Appeared in the December 2016 issue as “Time Travelling in Pune”.
Orientation The second largest city in Maharashtra, Pune is 150 km southeast of Mumbai. Considered the state’s cultural capital, Pune was once the seat of the Maratha empire and home to an important British cantonment, now under the Indian Army.
Air Almost all major airlines connect Pune to the metro cities in India. The city also has limited connectivity to a few international destinations such as Dubai, Frankfurt, and Abu Dhabi.
Rail Pune is connected to most major cities in India via rail, including the Jhelum Express and Goa Express that run daily from New Delhi. Numerous daily express trains also run between Mumbai and Pune.
Road The Yashwantrao Chavan Mumbai-Pune Expressway is a scenic six-lane, high-speed road connecting the two cities in approximately 3 hours. The road weaves through the Sahyadri mountain range and is particularly fabulous during the monsoon, with low-hanging clouds, verdant mountains, and plenty of waterfalls. Deluxe buses ply the route regularly (about 4 hr; from ₹300 one-way; most bus services can be booked online).
Inside the city, use autorickshaws, buses, and taxis to get around. Private taxi operators like Ola and Uber operate here. Most hotels can organise transport on request.
Pune is known for its moderate to cool climate most of the year. Summer (Mar-Jun) is hot and dry with temperatures occasionally going up to 40°C with cooler nights. During the monsoon (Jun-Oct), temperatures are 22-28°C. Winters (Nov-Feb) are cool and dry, with minimum night temperatures sometimes falling to single digits.

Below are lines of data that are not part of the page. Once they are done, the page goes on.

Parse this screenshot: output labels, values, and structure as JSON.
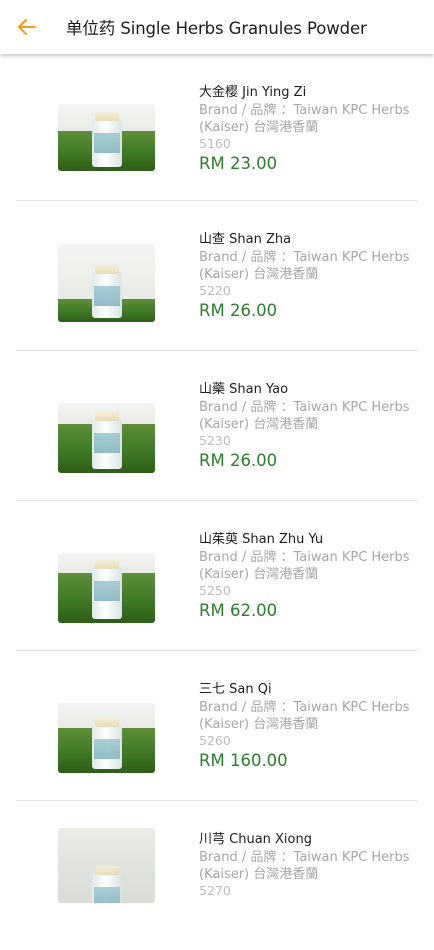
{
  "appbar": {
    "title": "单位药 Single Herbs Granules Powder",
    "back_icon": "arrow-left-icon",
    "accent_color": "#f39a1f"
  },
  "colors": {
    "price": "#2f7d2f",
    "brand_text": "#a7a7a7"
  },
  "products": [
    {
      "name": "大金樱 Jin Ying Zi",
      "brand": "Brand / 品牌 ：Taiwan KPC Herbs (Kaiser) 台灣港香蘭",
      "code": "5160",
      "price": "RM 23.00"
    },
    {
      "name": "山查 Shan Zha",
      "brand": "Brand / 品牌 ：Taiwan KPC Herbs (Kaiser) 台灣港香蘭",
      "code": "5220",
      "price": "RM 26.00"
    },
    {
      "name": "山藥 Shan Yao",
      "brand": "Brand / 品牌 ：Taiwan KPC Herbs (Kaiser) 台灣港香蘭",
      "code": "5230",
      "price": "RM 26.00"
    },
    {
      "name": "山茱萸 Shan Zhu Yu",
      "brand": "Brand / 品牌 ：Taiwan KPC Herbs (Kaiser) 台灣港香蘭",
      "code": "5250",
      "price": "RM 62.00"
    },
    {
      "name": "三七 San Qi",
      "brand": "Brand / 品牌 ：Taiwan KPC Herbs (Kaiser) 台灣港香蘭",
      "code": "5260",
      "price": "RM 160.00"
    },
    {
      "name": "川芎 Chuan Xiong",
      "brand": "Brand / 品牌 ：Taiwan KPC Herbs (Kaiser) 台灣港香蘭",
      "code": "5270",
      "price": ""
    }
  ]
}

Chaitali Patel is the former Associate Editor, Special Projects at National Geographic Traveller India. She's partial to nature, history and the arts. She believes that every trip is as much a journey within as it is one outside.